What is it about ?
Monster tells the story of Steve Harmon, a brilliant 17-year-old high school student whose world falls apart when he’s accused of murder. The film follows the descent into hell of this sympathetic Harlem film student, who enters a prestigious high school before being caught in a complex legal battle that could land him in prison for the rest of his life.
Who is it with?
For his first film, director Anthony Mandler – known for his music videos from Rihanna to Taylor Swift to Drake – offers himself a very nice cast. As aspiring director and all-round good boy Steve, Kelvin Harrison Jr. takes on his first major role after getting noticed in It Comes at Night.
Around him, the cast is impressive.
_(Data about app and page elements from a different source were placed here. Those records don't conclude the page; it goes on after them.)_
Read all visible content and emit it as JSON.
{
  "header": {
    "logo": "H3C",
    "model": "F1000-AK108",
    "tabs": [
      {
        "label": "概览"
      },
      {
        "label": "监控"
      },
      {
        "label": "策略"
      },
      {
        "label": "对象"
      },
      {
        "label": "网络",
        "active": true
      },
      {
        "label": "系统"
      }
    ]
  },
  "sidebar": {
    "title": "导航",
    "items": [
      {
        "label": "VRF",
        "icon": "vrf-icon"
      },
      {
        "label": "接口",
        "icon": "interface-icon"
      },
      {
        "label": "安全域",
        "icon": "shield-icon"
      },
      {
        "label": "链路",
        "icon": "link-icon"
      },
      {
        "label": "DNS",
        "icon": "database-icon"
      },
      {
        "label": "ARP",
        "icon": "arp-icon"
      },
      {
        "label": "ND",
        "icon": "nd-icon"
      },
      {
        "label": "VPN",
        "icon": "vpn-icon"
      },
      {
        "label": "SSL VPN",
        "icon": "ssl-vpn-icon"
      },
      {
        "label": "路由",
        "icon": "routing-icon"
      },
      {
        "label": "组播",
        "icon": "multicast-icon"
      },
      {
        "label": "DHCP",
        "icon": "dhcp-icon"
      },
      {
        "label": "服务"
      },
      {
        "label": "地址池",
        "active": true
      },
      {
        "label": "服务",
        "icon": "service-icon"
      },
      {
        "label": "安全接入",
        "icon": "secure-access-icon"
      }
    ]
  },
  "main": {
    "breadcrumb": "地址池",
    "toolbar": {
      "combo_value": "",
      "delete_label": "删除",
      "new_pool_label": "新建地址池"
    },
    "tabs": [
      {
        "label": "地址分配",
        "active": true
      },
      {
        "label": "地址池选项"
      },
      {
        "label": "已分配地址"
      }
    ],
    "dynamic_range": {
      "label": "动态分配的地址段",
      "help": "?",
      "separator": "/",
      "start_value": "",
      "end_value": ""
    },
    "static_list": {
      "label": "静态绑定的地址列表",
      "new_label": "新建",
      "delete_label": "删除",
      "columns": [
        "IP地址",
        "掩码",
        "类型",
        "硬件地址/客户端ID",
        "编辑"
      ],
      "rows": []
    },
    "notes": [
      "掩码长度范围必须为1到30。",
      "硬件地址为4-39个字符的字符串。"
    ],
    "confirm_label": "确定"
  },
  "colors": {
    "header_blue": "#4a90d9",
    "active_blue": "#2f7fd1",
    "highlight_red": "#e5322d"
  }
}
Jeffrey Wright (Westworld) and Jennifer Hudson (Dreamgirls) play Steve’s worried parents. Tim Blake Nelson (Watchmen) plays his film teacher, Jennifer Ehle (Zero Dark Thirty) his lawyer and rapper Nas a co-inmate who watches over him.
Facing Steve, the enemies are numerous. Rakim Mayers, better known as A $ AP Rocky, plays the criminal who incriminates Steve with an impressive John David Washington, whose brief appearances electrify the film. Jharrel Jerome (In their eyes), rising figure of the moment, slips into the skin of a little thug while Paul Ben-Victor (The Wire) is a ruthless prosecutor.
The touching story of a kid with a bright future, who is on the verge of being crushed by the legal system, Le Monstre is an applied film. We can quickly guess the intention of the director to paint the portrait of an endearing young man but condemned automatically because of his skin color.
The film takes up a process that already exists in Walter Dean Myers’ book, namely that Steve is the narrator of his story and that he declines it as a script being written. If the idea is attractive in writing, it is less convincing on screen and tends to weigh on the dynamics of the film.
Fortunately, if we succeed in investing in Steve’s fate, it is thanks to the performance of Kelvin Harrison Jr. His sincerity and the depth of his emotion at the prospect of spending twenty years in prison give a real dramatic dimension. feature film. All the players also deliver very good services.
It’s just regrettable that due to its storytelling, The Monster isn’t really able to dive into the bowels of the justice system, better analyze racial prejudice, and unvarnished portrayal of what incarceration does to an individual.
And every time the movie feels like it’s about to deliver something deeper, Steve’s thoughts come in and needlessly take him in a direction that is more generic than poetic.